Makers of ‘A Dog’s Journey’ feel vindicated as sequel nears

“A Dog’s Purpose” was marred by accusations of animal abuse

FILE - In this April 3, 2019, file photo, Dennis Quaid, left, a cast member in the upcoming film “A Dog’s Journey,” attends to his dog as the film’s director Gail Mancuso looks on during the Universal Pictures presentation at CinemaCon 2019, the official convention of the National Association of Theatre Owners (NATO) at Caesars Palace in Las Vegas. The 2018 family hit ‚ÄúA Dog‚Äôs Purpose‚Äù was marred by accusations of animal abuse after a video of a frightened dog that appeared to be forced into rushing water during the making of the film was posted by TMZ. Quaid starred in both movies (Photo by Chris Pizzello/Invision/AP, File)

The 2017 family movie “A Dog’s Purpose” was marred by accusations of animal abuse after a video of a frightened dog that appeared to be forced into rushing water during the making of the film was posted by TMZ.

The footage quickly went viral but a third-party investigation discounted the allegations. On Thursday, those involved in the film reflected on the controversy at the premiere of the film’s sequel, “A Dog’s Journey.”

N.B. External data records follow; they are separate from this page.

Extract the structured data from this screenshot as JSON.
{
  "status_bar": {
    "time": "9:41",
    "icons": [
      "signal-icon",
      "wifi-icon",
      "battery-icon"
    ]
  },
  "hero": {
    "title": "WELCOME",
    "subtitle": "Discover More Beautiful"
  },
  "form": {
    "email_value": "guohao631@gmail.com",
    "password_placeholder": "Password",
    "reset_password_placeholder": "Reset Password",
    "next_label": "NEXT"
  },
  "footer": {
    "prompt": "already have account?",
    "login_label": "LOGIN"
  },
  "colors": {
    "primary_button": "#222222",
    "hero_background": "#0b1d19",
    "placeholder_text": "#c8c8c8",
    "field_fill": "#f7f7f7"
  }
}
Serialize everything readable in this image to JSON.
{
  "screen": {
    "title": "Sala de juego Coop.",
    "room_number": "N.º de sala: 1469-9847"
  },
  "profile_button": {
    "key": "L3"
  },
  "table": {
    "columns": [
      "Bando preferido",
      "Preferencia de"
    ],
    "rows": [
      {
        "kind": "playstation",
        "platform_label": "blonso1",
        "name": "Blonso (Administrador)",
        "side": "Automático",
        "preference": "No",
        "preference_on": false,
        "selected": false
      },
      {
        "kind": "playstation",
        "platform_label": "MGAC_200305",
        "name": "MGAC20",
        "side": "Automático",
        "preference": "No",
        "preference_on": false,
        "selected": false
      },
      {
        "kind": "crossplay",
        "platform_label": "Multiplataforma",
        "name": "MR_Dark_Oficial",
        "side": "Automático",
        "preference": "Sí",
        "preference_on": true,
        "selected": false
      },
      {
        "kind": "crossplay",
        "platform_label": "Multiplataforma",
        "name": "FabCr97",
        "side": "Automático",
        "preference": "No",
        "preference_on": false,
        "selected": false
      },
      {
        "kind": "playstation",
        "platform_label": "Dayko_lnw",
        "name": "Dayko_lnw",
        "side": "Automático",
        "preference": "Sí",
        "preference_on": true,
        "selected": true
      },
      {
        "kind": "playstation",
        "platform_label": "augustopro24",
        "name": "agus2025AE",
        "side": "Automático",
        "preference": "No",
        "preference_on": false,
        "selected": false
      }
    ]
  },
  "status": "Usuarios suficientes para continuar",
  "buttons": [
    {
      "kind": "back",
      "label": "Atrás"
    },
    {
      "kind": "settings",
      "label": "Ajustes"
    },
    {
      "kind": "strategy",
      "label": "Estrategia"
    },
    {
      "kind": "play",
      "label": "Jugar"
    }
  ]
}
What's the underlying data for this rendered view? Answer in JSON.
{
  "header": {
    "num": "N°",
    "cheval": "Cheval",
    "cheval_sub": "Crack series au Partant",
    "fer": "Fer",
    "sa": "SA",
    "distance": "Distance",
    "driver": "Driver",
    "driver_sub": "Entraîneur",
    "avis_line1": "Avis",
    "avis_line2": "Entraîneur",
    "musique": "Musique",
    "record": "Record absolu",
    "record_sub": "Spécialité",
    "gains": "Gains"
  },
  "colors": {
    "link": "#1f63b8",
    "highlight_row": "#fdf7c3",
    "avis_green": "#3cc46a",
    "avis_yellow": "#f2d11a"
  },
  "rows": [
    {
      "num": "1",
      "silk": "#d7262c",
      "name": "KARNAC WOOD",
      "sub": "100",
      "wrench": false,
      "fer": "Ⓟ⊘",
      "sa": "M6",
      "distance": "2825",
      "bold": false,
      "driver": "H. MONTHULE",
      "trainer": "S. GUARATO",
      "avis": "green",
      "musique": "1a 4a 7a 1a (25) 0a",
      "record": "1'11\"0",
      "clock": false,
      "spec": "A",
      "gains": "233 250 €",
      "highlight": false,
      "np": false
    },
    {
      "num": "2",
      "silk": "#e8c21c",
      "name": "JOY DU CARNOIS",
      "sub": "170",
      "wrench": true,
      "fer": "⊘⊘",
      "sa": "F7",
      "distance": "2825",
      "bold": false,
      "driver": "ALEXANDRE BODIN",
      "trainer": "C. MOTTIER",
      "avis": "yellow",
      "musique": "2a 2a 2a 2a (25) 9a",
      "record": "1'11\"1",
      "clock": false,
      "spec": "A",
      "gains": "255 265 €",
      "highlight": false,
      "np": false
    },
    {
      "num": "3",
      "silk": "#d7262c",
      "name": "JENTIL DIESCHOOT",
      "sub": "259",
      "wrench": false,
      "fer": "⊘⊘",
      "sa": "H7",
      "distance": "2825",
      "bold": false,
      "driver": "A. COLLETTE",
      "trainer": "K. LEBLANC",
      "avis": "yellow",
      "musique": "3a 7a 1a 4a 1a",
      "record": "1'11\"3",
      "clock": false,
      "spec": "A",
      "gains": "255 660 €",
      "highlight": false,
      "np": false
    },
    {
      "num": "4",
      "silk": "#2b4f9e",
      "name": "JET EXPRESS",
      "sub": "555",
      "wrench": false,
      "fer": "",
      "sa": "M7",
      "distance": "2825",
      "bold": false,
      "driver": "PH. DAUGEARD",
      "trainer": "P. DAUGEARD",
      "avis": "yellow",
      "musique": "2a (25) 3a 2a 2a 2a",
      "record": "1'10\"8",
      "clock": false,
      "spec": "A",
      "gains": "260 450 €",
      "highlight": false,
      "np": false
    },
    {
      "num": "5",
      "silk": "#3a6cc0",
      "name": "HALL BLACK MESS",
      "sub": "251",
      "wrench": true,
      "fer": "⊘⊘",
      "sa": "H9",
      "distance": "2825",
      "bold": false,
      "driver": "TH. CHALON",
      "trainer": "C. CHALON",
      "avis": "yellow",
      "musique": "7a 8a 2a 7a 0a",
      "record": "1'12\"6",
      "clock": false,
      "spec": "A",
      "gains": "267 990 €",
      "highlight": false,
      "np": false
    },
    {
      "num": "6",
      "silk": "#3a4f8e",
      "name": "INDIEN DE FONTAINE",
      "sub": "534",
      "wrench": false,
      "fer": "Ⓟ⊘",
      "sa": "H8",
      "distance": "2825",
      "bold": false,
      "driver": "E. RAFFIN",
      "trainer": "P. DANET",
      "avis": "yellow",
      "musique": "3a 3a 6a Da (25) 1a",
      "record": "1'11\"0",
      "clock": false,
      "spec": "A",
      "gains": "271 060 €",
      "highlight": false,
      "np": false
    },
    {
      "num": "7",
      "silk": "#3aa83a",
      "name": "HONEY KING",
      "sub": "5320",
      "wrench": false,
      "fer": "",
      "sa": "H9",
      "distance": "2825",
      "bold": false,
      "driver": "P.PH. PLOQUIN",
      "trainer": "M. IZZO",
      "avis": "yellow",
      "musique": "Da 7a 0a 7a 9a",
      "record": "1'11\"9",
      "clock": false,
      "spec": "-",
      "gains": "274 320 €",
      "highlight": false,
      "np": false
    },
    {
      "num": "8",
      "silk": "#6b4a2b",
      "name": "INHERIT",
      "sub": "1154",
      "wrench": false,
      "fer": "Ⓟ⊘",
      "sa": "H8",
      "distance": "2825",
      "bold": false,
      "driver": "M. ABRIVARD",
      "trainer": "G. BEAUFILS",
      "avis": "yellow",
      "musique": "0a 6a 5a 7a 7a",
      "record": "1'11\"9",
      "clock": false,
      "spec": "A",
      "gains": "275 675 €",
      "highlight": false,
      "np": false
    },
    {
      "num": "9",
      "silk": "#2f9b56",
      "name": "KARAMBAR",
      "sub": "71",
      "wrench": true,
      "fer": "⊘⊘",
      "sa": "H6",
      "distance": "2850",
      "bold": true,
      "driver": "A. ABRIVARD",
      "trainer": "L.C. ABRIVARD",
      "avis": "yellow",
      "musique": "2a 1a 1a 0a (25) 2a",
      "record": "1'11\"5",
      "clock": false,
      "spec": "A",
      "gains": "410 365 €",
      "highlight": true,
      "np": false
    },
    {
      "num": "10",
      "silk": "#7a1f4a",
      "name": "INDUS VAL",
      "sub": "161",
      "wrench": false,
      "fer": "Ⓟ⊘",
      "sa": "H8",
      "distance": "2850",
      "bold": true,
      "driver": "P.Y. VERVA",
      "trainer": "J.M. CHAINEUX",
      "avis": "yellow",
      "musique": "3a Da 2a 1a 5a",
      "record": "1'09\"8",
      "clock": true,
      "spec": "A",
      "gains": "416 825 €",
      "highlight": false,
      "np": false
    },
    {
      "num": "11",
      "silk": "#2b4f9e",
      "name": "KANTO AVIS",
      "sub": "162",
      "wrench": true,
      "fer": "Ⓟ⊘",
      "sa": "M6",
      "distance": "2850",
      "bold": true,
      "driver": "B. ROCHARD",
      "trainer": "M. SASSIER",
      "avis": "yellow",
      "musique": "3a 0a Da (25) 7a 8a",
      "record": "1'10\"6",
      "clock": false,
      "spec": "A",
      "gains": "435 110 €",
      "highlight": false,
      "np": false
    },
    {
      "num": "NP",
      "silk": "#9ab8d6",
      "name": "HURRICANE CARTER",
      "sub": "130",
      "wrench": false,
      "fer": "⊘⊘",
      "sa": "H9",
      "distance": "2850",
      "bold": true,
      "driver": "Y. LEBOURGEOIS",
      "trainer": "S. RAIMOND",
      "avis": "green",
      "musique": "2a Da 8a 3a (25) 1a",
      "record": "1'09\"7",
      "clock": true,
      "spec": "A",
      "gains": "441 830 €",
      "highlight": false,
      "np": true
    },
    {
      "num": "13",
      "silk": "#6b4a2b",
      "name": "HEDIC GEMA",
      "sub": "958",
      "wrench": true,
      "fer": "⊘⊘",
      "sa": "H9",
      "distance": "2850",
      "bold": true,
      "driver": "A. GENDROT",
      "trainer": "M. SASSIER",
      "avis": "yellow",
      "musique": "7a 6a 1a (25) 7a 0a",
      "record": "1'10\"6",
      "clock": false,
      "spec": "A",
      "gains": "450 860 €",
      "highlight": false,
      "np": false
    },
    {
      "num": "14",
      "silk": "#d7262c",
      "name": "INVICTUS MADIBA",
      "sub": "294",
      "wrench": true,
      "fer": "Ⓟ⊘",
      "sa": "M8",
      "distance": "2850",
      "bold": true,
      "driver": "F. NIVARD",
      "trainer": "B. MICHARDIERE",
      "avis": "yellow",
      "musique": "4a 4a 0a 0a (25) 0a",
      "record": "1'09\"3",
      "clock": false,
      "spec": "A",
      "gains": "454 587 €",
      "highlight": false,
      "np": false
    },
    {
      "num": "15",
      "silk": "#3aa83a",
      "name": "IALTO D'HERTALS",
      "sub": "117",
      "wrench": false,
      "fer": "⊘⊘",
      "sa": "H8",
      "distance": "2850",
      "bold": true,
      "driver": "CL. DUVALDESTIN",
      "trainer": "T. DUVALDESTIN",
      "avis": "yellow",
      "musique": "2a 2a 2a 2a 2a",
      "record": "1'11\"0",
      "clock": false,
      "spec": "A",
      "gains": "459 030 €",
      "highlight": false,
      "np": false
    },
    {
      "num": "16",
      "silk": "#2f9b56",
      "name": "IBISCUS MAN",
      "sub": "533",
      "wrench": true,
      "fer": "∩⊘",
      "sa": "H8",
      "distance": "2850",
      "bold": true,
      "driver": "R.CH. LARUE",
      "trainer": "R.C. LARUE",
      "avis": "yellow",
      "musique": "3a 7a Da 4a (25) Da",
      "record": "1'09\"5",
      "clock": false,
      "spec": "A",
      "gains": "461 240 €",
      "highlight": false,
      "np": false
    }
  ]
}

American Humane has said its investigation showed no dogs were harmed but acknowledged the dog was in distress and production staff should have realized that earlier.

Dennis Quaid, the star of both movies, said: “I think we were really vindicated in that.”

READ MORE: Big brother, big winner: Kelowna local wins reality TV show

PETA maintained that an animal was terrorized during the movie in a statement to The Associated Press on Friday.

Michael Cidoni Lennox, The Associated Press

READ MORE: MTV launches ‘Save Our Moms’ campaign to combat mortality

Like us on Facebook and follow us on Twitter.

Just Posted

Market and music tonight at Gyro Park

Grapevine: Local events from July 18 to July 24

Fort Shepherd restrictions unchanged after public meeting

TLC held an informational session in Trail on Monday

Last stop: The inside story of Queen City Shuttle and Charters’ closure

Former employees open up about the Nelson company’s final days

Avoid vacation vehicle woes

Ron Nutini is a licensed automotive technician in Trail

How the Queen City Shuttle and Charters’ closure affected you

Here’s what readers had to say about the company’s shutdown

Rents in most Canadian cities are unaffordable for lower-income earners: study

Roughly one-third of households, or 4.7 million, are renters

B.C. government seeks advice on reviving Interior forest industry

Public website opens as meetings start with community leaders

Psychics, drones being used to search for missing Chilliwack woman with dementia

Drones, psychics, dogs and more have been employed to help find Grace Baranyk, 86

Kootenay Anglican bishops, priests grapple with same-sex marriage vote

After same-sex marriage amendment rejection, priests, bishops voice discontent

Feds issue battery technology challenge at energy conference in Cranbrook

Provincial and territorial energy and mines ministers talk policy, challenges at annual meeting

B.C. mom to go to Europe court in hopes of getting alleged abducted daughter back

Tasha Brown alleges her estranged wife abducted their daughter Kaydance Etchells in 2016

‘Benzos’ and fentanyl a deadly cocktail causing a growing concern on B.C. streets

Overdoses caused by benzodiazepines can’t be reversed with opioid-overdose antidote naloxone

Scheer on Trump: It’s ‘offensive’ to question the family background of critics

Trump is being called a racist for saying that the four congresswomen should go back where they came from

Instagram expands Canadian pilot removing ‘like’ counts to more countries

Social media giant plans to roll out the test in Australia, New Zealand, Brazil, Japan, Italy and Ireland

Most Read